Becciu, who was the No. 3 in the Vatican secretariat of state at the time, has previously told the court that he hired Marogna in 2015 as an external security consultant and subsequently involved her in negotiations to hire a British security firm to negotiate the release of a Colombian nun being held hostage in Mali by al-Qaida-linked militants.
Becciu told the court in May that Francis had authorized spending up to 1 million euros to free the nun, who was eventually let go last year, though he stressed it wasn’t ransom.
De Santis told the court that the Vatican gendarmes learned via Interpol in 2020 that Marogna’s Slovenia-based company had received 575,000 euros in nine separate wire transfers from the secretariat of state for purportedly “humanitarian” endeavors, but that the money was being used to pay for cosmetics and other high-end luxury goods.
He said he and the Vatican’s police chief went to Becciu’s apartment on Oct. 3, 2020 at the cardinal’s request and informed him what they had discovered.
De Santis told the court that Becciu begged them to not let word of the Marogna payments get out, saying it would harm him and his family, and offered to refund the money from his account at the Vatican bank.
Becciu took issue with De Santis’ version of events in his spontaneous address to the court, and reminded the three-judge panel of his previous testimony: that the payments for the hostage negotiation had been agreed upon with Francis and that only he and the pope knew about them, w ith the Vatican gendarmes intentionally kept in the dark.
Becciu told the court that he didn’t request the meeting and found it odd that De Santis would reveal its contents since the police officers had told him at the time that it had to remain secret since there were professional implications about revealing the contents of an ongoing investigation.

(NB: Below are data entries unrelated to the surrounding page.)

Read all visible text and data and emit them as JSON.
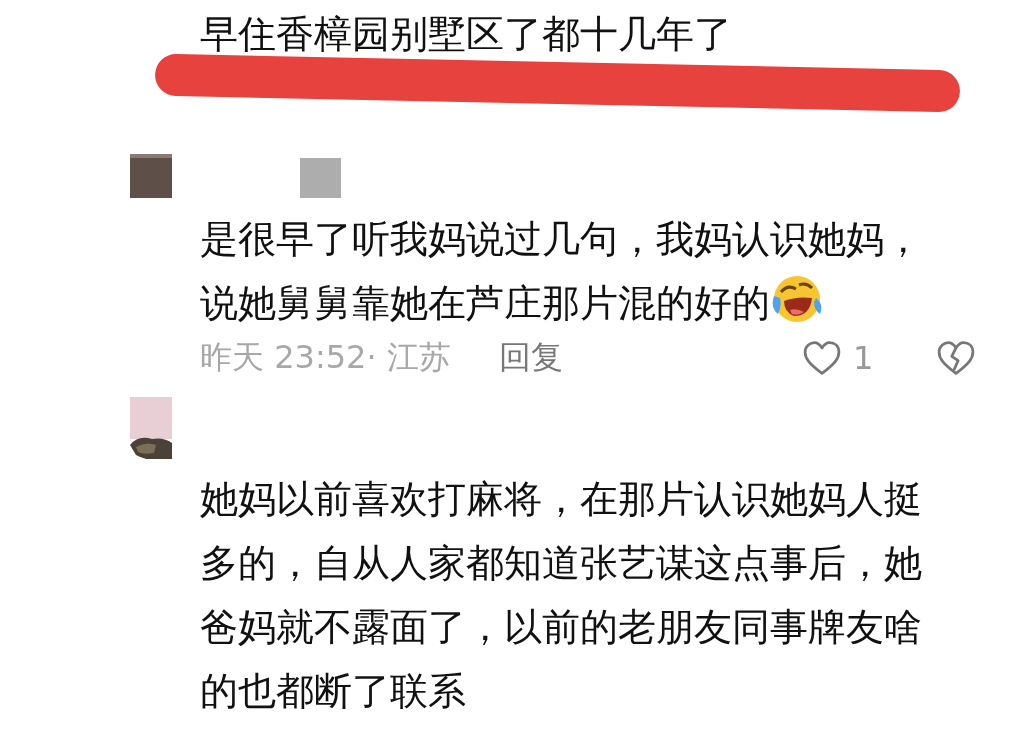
{
  "comments": [
    {
      "avatar": false,
      "name_hidden": false,
      "text": "早住香樟园别墅区了都十几年了",
      "emoji": false,
      "redacted": true
    },
    {
      "avatar": true,
      "name_hidden": true,
      "text": "是很早了听我妈说过几句，我妈认识她妈，说她舅舅靠她在芦庄那片混的好的",
      "emoji": true,
      "meta": "昨天 23:52· 江苏",
      "reply": "回复",
      "likes": "1",
      "redacted": false
    },
    {
      "avatar": true,
      "name_hidden": false,
      "text": "她妈以前喜欢打麻将，在那片认识她妈人挺多的，自从人家都知道张艺谋这点事后，她爸妈就不露面了，以前的老朋友同事牌友啥的也都断了联系",
      "emoji": false,
      "redacted": false
    }
  ]
}
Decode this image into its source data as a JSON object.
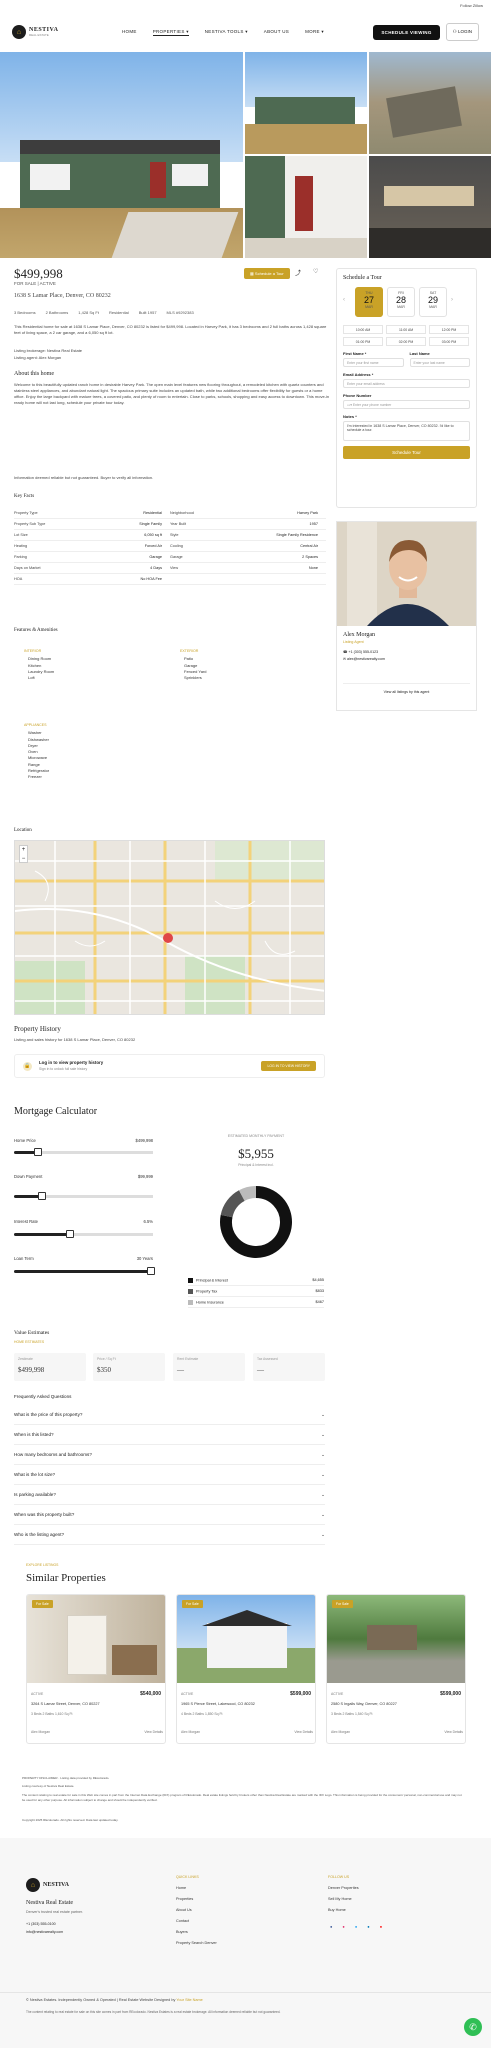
{
  "topbar": {
    "right_text": "Follow Zillow"
  },
  "header": {
    "logo_text": "NESTIVA",
    "logo_sub": "REAL ESTATE",
    "nav": [
      "HOME",
      "PROPERTIES",
      "NESTIVA TOOLS",
      "ABOUT US",
      "MORE"
    ],
    "cta": "SCHEDULE VIEWING",
    "login": "LOGIN"
  },
  "listing": {
    "price": "$499,998",
    "sub1": "FOR SALE | ACTIVE",
    "address": "1638 S Lamar Place, Denver, CO 80232",
    "save_label": "Schedule a Tour",
    "facts": [
      "3 Bedrooms",
      "2 Bathrooms",
      "1,428 Sq Ft",
      "Residential",
      "Built 1957",
      "MLS #9292383"
    ],
    "summary": "This Residential home for sale at 1638 S Lamar Place, Denver, CO 80232 is listed for $499,998. Located in Harvey Park, it has 3 bedrooms and 2 full baths across 1,428 square feet of living space, a 2 car garage, and a 6,050 sq ft lot.",
    "listed_by_1": "Listing brokerage: Nestiva Real Estate",
    "listed_by_2": "Listing agent: Alex Morgan",
    "about_title": "About this home",
    "about_text": "Welcome to this beautifully updated ranch home in desirable Harvey Park. The open main level features new flooring throughout, a remodeled kitchen with quartz counters and stainless steel appliances, and abundant natural light. The spacious primary suite includes an updated bath, while two additional bedrooms offer flexibility for guests or a home office. Enjoy the large backyard with mature trees, a covered patio, and plenty of room to entertain. Close to parks, schools, shopping and easy access to downtown. This move-in ready home will not last long, schedule your private tour today.",
    "disclaimer_line": "Information deemed reliable but not guaranteed. Buyer to verify all information.",
    "key_facts_title": "Key Facts",
    "key_facts": [
      [
        "Property Type",
        "Residential",
        "Neighborhood",
        "Harvey Park"
      ],
      [
        "Property Sub Type",
        "Single Family",
        "Year Built",
        "1957"
      ],
      [
        "Lot Size",
        "6,050 sq ft",
        "Style",
        "Single Family Residence"
      ],
      [
        "Heating",
        "Forced Air",
        "Cooling",
        "Central Air"
      ],
      [
        "Parking",
        "Garage",
        "Garage",
        "2 Spaces"
      ],
      [
        "Days on Market",
        "4 Days",
        "View",
        "None"
      ],
      [
        "HOA",
        "No HOA Fee",
        "",
        ""
      ]
    ],
    "features_title": "Features & Amenities",
    "features_left_head": "INTERIOR",
    "features_left": [
      "Dining Room",
      "Kitchen",
      "Laundry Room",
      "Loft"
    ],
    "features_right_head": "EXTERIOR",
    "features_right": [
      "Patio",
      "Garage",
      "Fenced Yard",
      "Sprinklers"
    ],
    "appliances_head": "APPLIANCES",
    "appliances": [
      "Washer",
      "Dishwasher",
      "Dryer",
      "Oven",
      "Microwave",
      "Range",
      "Refrigerator",
      "Freezer"
    ],
    "location_title": "Location"
  },
  "tour": {
    "title": "Schedule a Tour",
    "dates": [
      {
        "dow": "THU",
        "day": "27",
        "mon": "MAR"
      },
      {
        "dow": "FRI",
        "day": "28",
        "mon": "MAR"
      },
      {
        "dow": "SAT",
        "day": "29",
        "mon": "MAR"
      }
    ],
    "times": [
      "10:00 AM",
      "11:00 AM",
      "12:00 PM",
      "01:00 PM",
      "02:00 PM",
      "03:00 PM"
    ],
    "first_name": "First Name *",
    "last_name": "Last Name",
    "first_ph": "Enter your first name",
    "last_ph": "Enter your last name",
    "email": "Email Address *",
    "email_ph": "Enter your email address",
    "phone": "Phone Number",
    "phone_ph": "Enter your phone number",
    "notes": "Notes *",
    "notes_val": "I'm interested in 1638 S Lamar Place, Denver, CO 80232. I'd like to schedule a tour.",
    "submit": "Schedule Tour"
  },
  "agent": {
    "name": "Alex Morgan",
    "role": "Listing Agent",
    "phone": "+1 (303) 555-0123",
    "email": "alex@nestivarealty.com",
    "link": "View all listings by this agent"
  },
  "history": {
    "title": "Property History",
    "sub": "Listing and sales history for 1638 S Lamar Place, Denver, CO 80232",
    "login_title": "Log in to view property history",
    "login_sub": "Sign in to unlock full sale history",
    "login_btn": "LOG IN TO VIEW HISTORY"
  },
  "mortgage": {
    "title": "Mortgage Calculator",
    "home_price_label": "Home Price",
    "home_price": "$499,998",
    "down_label": "Down Payment",
    "down": "$99,999",
    "rate_label": "Interest Rate",
    "rate": "6.5%",
    "term_label": "Loan Term",
    "term": "30 Years",
    "est_label": "ESTIMATED MONTHLY PAYMENT",
    "est_value": "$5,955",
    "est_sub": "Principal & Interest incl.",
    "legend": [
      {
        "name": "Principal & Interest",
        "value": "$4,655",
        "color": "#111111"
      },
      {
        "name": "Property Tax",
        "value": "$833",
        "color": "#555555"
      },
      {
        "name": "Home Insurance",
        "value": "$467",
        "color": "#bbbbbb"
      }
    ]
  },
  "chart_data": {
    "type": "pie",
    "categories": [
      "Principal & Interest",
      "Property Tax",
      "Home Insurance"
    ],
    "values": [
      4655,
      833,
      467
    ],
    "title": "$5,955"
  },
  "values": {
    "title": "Value Estimates",
    "sub": "HOME ESTIMATES",
    "boxes": [
      {
        "label": "Zestimate",
        "value": "$499,998"
      },
      {
        "label": "Price / Sq Ft",
        "value": "$350"
      },
      {
        "label": "Rent Estimate",
        "value": "—"
      },
      {
        "label": "Tax Assessed",
        "value": "—"
      }
    ]
  },
  "faq": {
    "title": "Frequently Asked Questions",
    "items": [
      "What is the price of this property?",
      "When is this listed?",
      "How many bedrooms and bathrooms?",
      "What is the lot size?",
      "Is parking available?",
      "When was this property built?",
      "Who is the listing agent?"
    ]
  },
  "similar": {
    "eyebrow": "EXPLORE LISTINGS",
    "title": "Similar Properties",
    "cards": [
      {
        "badge": "For Sale",
        "tag": "ACTIVE",
        "price": "$540,000",
        "addr": "3264 S Lamar Street, Denver, CO 80227",
        "facts": "3 Beds  2 Baths  1,610 Sq Ft",
        "agent": "Alex Morgan",
        "more": "View Details"
      },
      {
        "badge": "For Sale",
        "tag": "ACTIVE",
        "price": "$599,000",
        "addr": "1965 S Pierce Street, Lakewood, CO 80232",
        "facts": "4 Beds  2 Baths  1,850 Sq Ft",
        "agent": "Alex Morgan",
        "more": "View Details"
      },
      {
        "badge": "For Sale",
        "tag": "ACTIVE",
        "price": "$599,000",
        "addr": "2580 S Ingalls Way, Denver, CO 80227",
        "facts": "3 Beds  2 Baths  1,540 Sq Ft",
        "agent": "Alex Morgan",
        "more": "View Details"
      }
    ]
  },
  "disclaimer": [
    "PROPERTY DISCLAIMER · Listing data provided by REcolorado.",
    "Listing courtesy of Nestiva Real Estate.",
    "The content relating to real estate for sale in this Web site comes in part from the Internet Data Exchange (IDX) program of REcolorado. Real estate listings held by brokers other than Nestiva Real Estate are marked with the IDX Logo. This information is being provided for the consumers' personal, non-commercial use and may not be used for any other purpose. All information subject to change and should be independently verified.",
    "Copyright 2025 REcolorado. All rights reserved. Data last updated today."
  ],
  "footer": {
    "tagline": "Nestiva Real Estate",
    "desc": "Denver's trusted real estate partner.",
    "phone": "+1 (303) 555-0100",
    "email": "info@nestivarealty.com",
    "col2_head": "QUICK LINKS",
    "col2": [
      "Home",
      "Properties",
      "About Us",
      "Contact",
      "Buyers",
      "Property Search Denver"
    ],
    "col3_head": "FOLLOW US",
    "col3": [
      "Denver Properties",
      "Sell My Home",
      "Buy Home"
    ],
    "copyright": "© Nestiva Estates. Independently Owned & Operated | Real Estate Website Designed by ",
    "copyright_link": "Your Site Name",
    "legal": "The content relating to real estate for sale on this site comes in part from REcolorado. Nestiva Estates is a real estate brokerage. All information deemed reliable but not guaranteed.",
    "colors": {
      "gold": "#c9a227",
      "dark": "#111111",
      "chat": "#2fbf55"
    }
  }
}
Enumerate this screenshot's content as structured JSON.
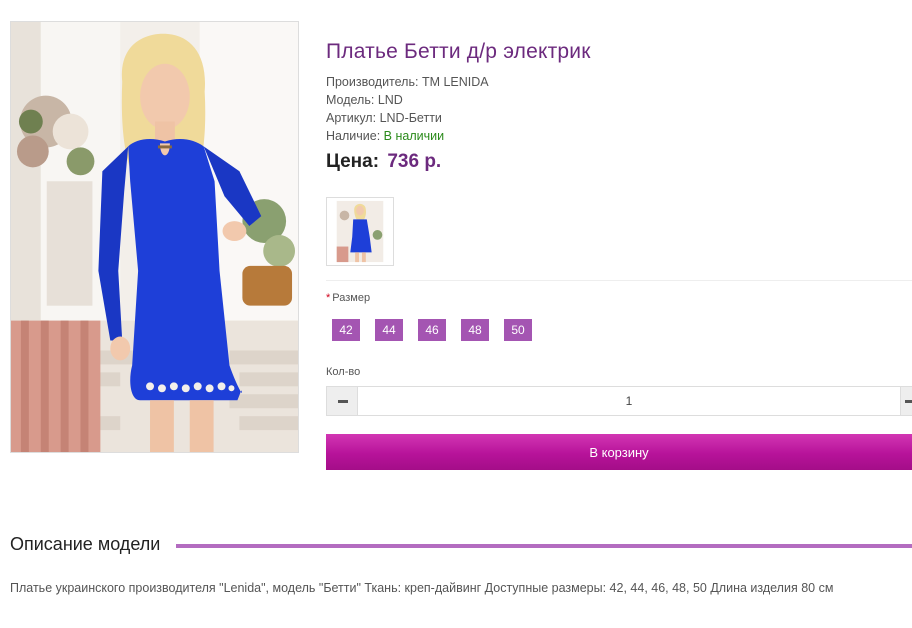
{
  "product": {
    "title": "Платье Бетти д/р электрик",
    "manufacturer": {
      "label": "Производитель:",
      "value": "TM LENIDA"
    },
    "model": {
      "label": "Модель:",
      "value": "LND"
    },
    "sku": {
      "label": "Артикул:",
      "value": "LND-Бетти"
    },
    "availability": {
      "label": "Наличие:",
      "value": "В наличии"
    },
    "price": {
      "label": "Цена:",
      "value": "736 р."
    }
  },
  "options": {
    "size_label": "Размер",
    "required_mark": "*",
    "sizes": [
      "42",
      "44",
      "46",
      "48",
      "50"
    ]
  },
  "quantity": {
    "label": "Кол-во",
    "value": "1"
  },
  "cart": {
    "button_label": "В корзину"
  },
  "description": {
    "heading": "Описание модели",
    "text": "Платье украинского производителя \"Lenida\", модель \"Бетти\" Ткань: креп-дайвинг Доступные размеры: 42, 44, 46, 48, 50 Длина изделия 80 см"
  },
  "colors": {
    "title": "#6c2a7e",
    "accent": "#a455b2",
    "cart_button": "#b7139a",
    "in_stock": "#2a8a1a",
    "dress": "#1e3fd8"
  }
}
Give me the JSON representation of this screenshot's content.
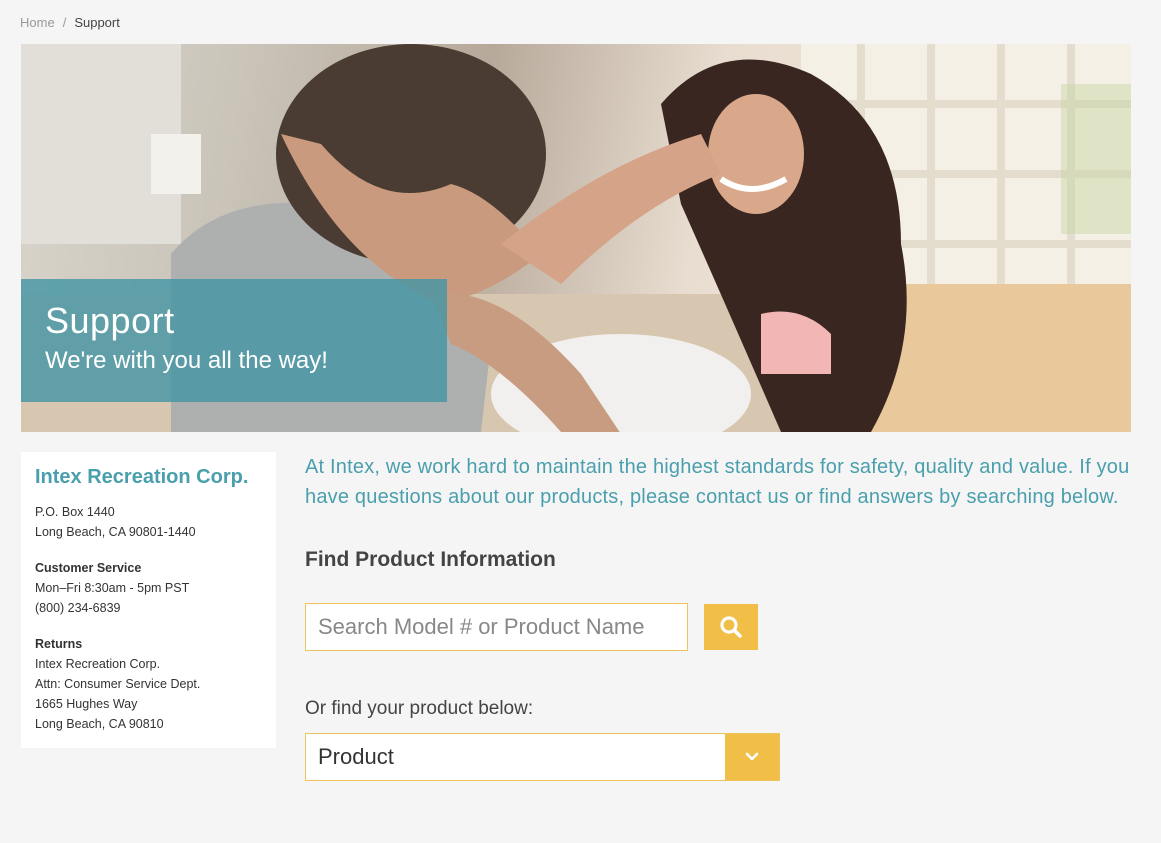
{
  "breadcrumb": {
    "home": "Home",
    "separator": "/",
    "current": "Support"
  },
  "hero": {
    "title": "Support",
    "subtitle": "We're with you all the way!"
  },
  "contact_card": {
    "company": "Intex Recreation Corp.",
    "address_line1": "P.O. Box 1440",
    "address_line2": "Long Beach, CA 90801-1440",
    "customer_service_label": "Customer Service",
    "hours": "Mon–Fri 8:30am - 5pm PST",
    "phone": "(800) 234-6839",
    "returns_label": "Returns",
    "returns_line1": "Intex Recreation Corp.",
    "returns_line2": "Attn: Consumer Service Dept.",
    "returns_line3": "1665 Hughes Way",
    "returns_line4": "Long Beach, CA 90810"
  },
  "main": {
    "intro": "At Intex, we work hard to maintain the highest standards for safety, quality and value. If you have questions about our products, please contact us or find answers by searching below.",
    "find_heading": "Find Product Information",
    "search": {
      "placeholder": "Search Model # or Product Name",
      "value": ""
    },
    "or_label": "Or find your product below:",
    "product_select": {
      "selected": "Product"
    }
  },
  "colors": {
    "accent_teal": "#4a9fad",
    "accent_yellow": "#f1be48",
    "page_bg": "#f5f5f5"
  },
  "icons": {
    "search": "search-icon",
    "dropdown": "chevron-down-icon"
  }
}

Becciu said he was indeed anguished to learn that Vatican police were investigating Marogna, but said his anguish had nothing to do with his family but rather the fact that Francis and he had hoped to keep the hostage negotiations secret.
Becciu is accused of abuse of office and alleged embezzlement for having sent 125,000 in Holy See funds to a Sardinian charity run by his brother. Marogna is accused of fraud and embezzlement. Both deny wrongdoing.
The trial, which resumed late last month after a summertime pause, has picked up pace and has nearly 20 hearings scheduled before the end of the year. Prosecutors have nearly 30 witnesses and lawyers for the 10 defendants have dozens more, including the current Vatican No. 2 and 3.